Most racist assaults are committed by blacks. What's worse is there're blacks, still alive, who lived through the times of lynching, Jim Crow laws and open racism who remain silent in the face of it.
In many of these brutal attacks, the news media make no mention of the race of the perpetrators. If it were white racist gangs randomly attacking blacks, the mainstream media would have no hesitation reporting the race of the perps. Editors for the Los Angeles Times, the New York Times, and the Chicago Tribune admitted to deliberately censoring information about black crime for political reasons. Chicago Tribune Editor Gerould Kern recently said that the paper's reason for censorship was to "guard against subjecting an entire group of people to suspicion."
These racist attacks can, at least in part, be attributed to the black elite, who have a vested interest in racial paranoia.
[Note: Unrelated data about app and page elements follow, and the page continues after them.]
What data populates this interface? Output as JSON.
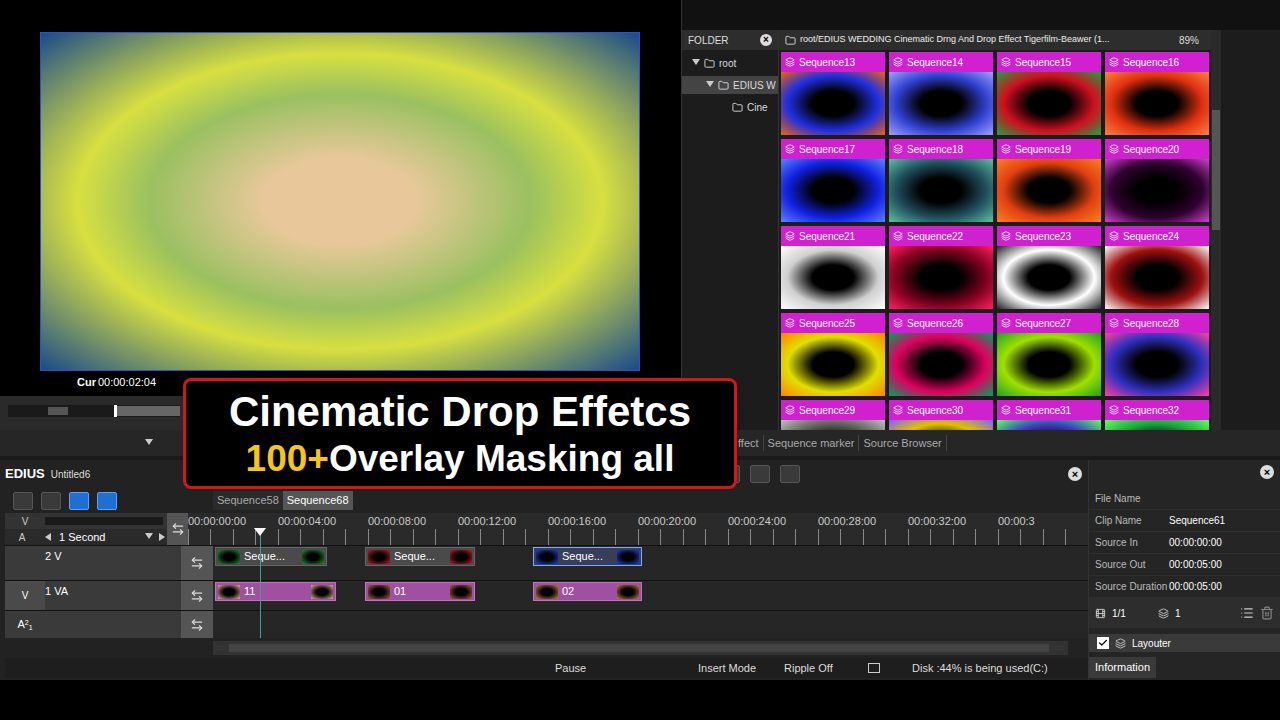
{
  "preview": {
    "timecode_label": "Cur",
    "timecode": "00:00:02:04"
  },
  "folder_panel": {
    "title": "FOLDER",
    "close": "×",
    "tree": [
      {
        "label": "root",
        "expanded": true,
        "selected": false
      },
      {
        "label": "EDIUS W",
        "expanded": true,
        "selected": true
      },
      {
        "label": "Cine",
        "expanded": false,
        "selected": false
      }
    ]
  },
  "bin": {
    "path": "root/EDIUS WEDDING Cinematic Drng And Drop Effect Tigerfilm-Beawer (1...",
    "zoom": "89%",
    "items": [
      {
        "name": "Sequence13",
        "color": "#2030e0",
        "accent": "#f06010"
      },
      {
        "name": "Sequence14",
        "color": "#3040d0",
        "accent": "#a0a0ff"
      },
      {
        "name": "Sequence15",
        "color": "#d01020",
        "accent": "#20a040"
      },
      {
        "name": "Sequence16",
        "color": "#e03010",
        "accent": "#ff8040"
      },
      {
        "name": "Sequence17",
        "color": "#1020e0",
        "accent": "#6080ff"
      },
      {
        "name": "Sequence18",
        "color": "#205060",
        "accent": "#60c0a0"
      },
      {
        "name": "Sequence19",
        "color": "#e04010",
        "accent": "#ff8020"
      },
      {
        "name": "Sequence20",
        "color": "#300030",
        "accent": "#d040d0"
      },
      {
        "name": "Sequence21",
        "color": "#d0d0d0",
        "accent": "#ffffff"
      },
      {
        "name": "Sequence22",
        "color": "#800020",
        "accent": "#ff2060"
      },
      {
        "name": "Sequence23",
        "color": "#ffffff",
        "accent": "#202020"
      },
      {
        "name": "Sequence24",
        "color": "#a01010",
        "accent": "#ffffff"
      },
      {
        "name": "Sequence25",
        "color": "#e0e000",
        "accent": "#ff8000"
      },
      {
        "name": "Sequence26",
        "color": "#e00060",
        "accent": "#00a060"
      },
      {
        "name": "Sequence27",
        "color": "#a0e000",
        "accent": "#20a020"
      },
      {
        "name": "Sequence28",
        "color": "#3030c0",
        "accent": "#ff40a0"
      },
      {
        "name": "Sequence29",
        "color": "#606060",
        "accent": "#c0c0c0"
      },
      {
        "name": "Sequence30",
        "color": "#e0c000",
        "accent": "#8060ff"
      },
      {
        "name": "Sequence31",
        "color": "#4040c0",
        "accent": "#60ff60"
      },
      {
        "name": "Sequence32",
        "color": "#20a040",
        "accent": "#60ff60"
      }
    ]
  },
  "panel_tabs": [
    {
      "label": "ffect",
      "selected": false
    },
    {
      "label": "Sequence marker",
      "selected": false
    },
    {
      "label": "Source Browser",
      "selected": false
    }
  ],
  "title_overlay": {
    "heading": "Cinematic Drop Effetcs",
    "highlight": "100+",
    "subheading": "Overlay Masking all"
  },
  "timeline": {
    "app": "EDIUS",
    "project": "Untitled6",
    "close": "×",
    "sequences": [
      {
        "label": "Sequence58",
        "selected": false
      },
      {
        "label": "Sequence68",
        "selected": true
      }
    ],
    "video_label": "V",
    "audio_label": "A",
    "scale": "1 Second",
    "ruler": [
      "00:00:00:00",
      "00:00:04:00",
      "00:00:08:00",
      "00:00:12:00",
      "00:00:16:00",
      "00:00:20:00",
      "00:00:24:00",
      "00:00:28:00",
      "00:00:32:00",
      "00:00:3"
    ],
    "tracks": [
      {
        "name": "2 V",
        "kind": "video",
        "sub": "",
        "sup": "",
        "clips": [
          {
            "label": "Seque...",
            "color": "#2a8a3a",
            "selected": false
          },
          {
            "label": "Seque...",
            "color": "#c02030",
            "selected": false
          },
          {
            "label": "Seque...",
            "color": "#2040d0",
            "selected": true
          }
        ]
      },
      {
        "name": "1 VA",
        "kind": "videoaudio",
        "sub": "",
        "sup": "",
        "clips": [
          {
            "label": "11",
            "color": "#e0b090",
            "selected": false
          },
          {
            "label": "01",
            "color": "#b06050",
            "selected": false
          },
          {
            "label": "02",
            "color": "#c08040",
            "selected": false
          }
        ]
      },
      {
        "name": "A",
        "kind": "audio",
        "sub": "1",
        "sup": "2",
        "clips": []
      }
    ]
  },
  "status_bar": {
    "items": [
      "Pause",
      "Insert Mode",
      "Ripple Off",
      "Disk :44% is being used(C:)"
    ]
  },
  "info_panel": {
    "close": "×",
    "fields": [
      {
        "label": "File Name",
        "value": ""
      },
      {
        "label": "Clip Name",
        "value": "Sequence61"
      },
      {
        "label": "Source In",
        "value": "00:00:00:00"
      },
      {
        "label": "Source Out",
        "value": "00:00:05:00"
      },
      {
        "label": "Source Duration",
        "value": "00:00:05:00"
      }
    ],
    "page": "1/1",
    "count": "1",
    "effects": [
      {
        "label": "Layouter",
        "checked": true
      }
    ],
    "tab": "Information"
  }
}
And that includes a president who has spent years aligned with people who have promoted racial grievance and polarization and appointed an attorney general who's accused us of being "a nation of cowards" on matters of race and has refused to prosecute black thugs who gathered at a Philadelphia voting site in blatant violation of federal voter intimidation laws.
Tragically, black youngsters – who are seething with resentments, refusing to accept educational and other opportunities unknown to blacks yesteryear – will turn out to be the larger victims in the long run.
Black silence in the face of black racism has to be one of the biggest betrayals of the civil rights struggle that included black and white Americans.
|A company that willingly censors the truth of Black crime across BRA|
Today, Bob Dickey, President of Gannett's U.S. Community Publishing Division, announced today in a confidential company memo that the division was cutting its' workforce by 2%.
The Sun Times has obtained a copy of the memo, which was posted on an unofficial employee blog.
The move is expected to affect 700 workers at the company's newspaper operations across the nation.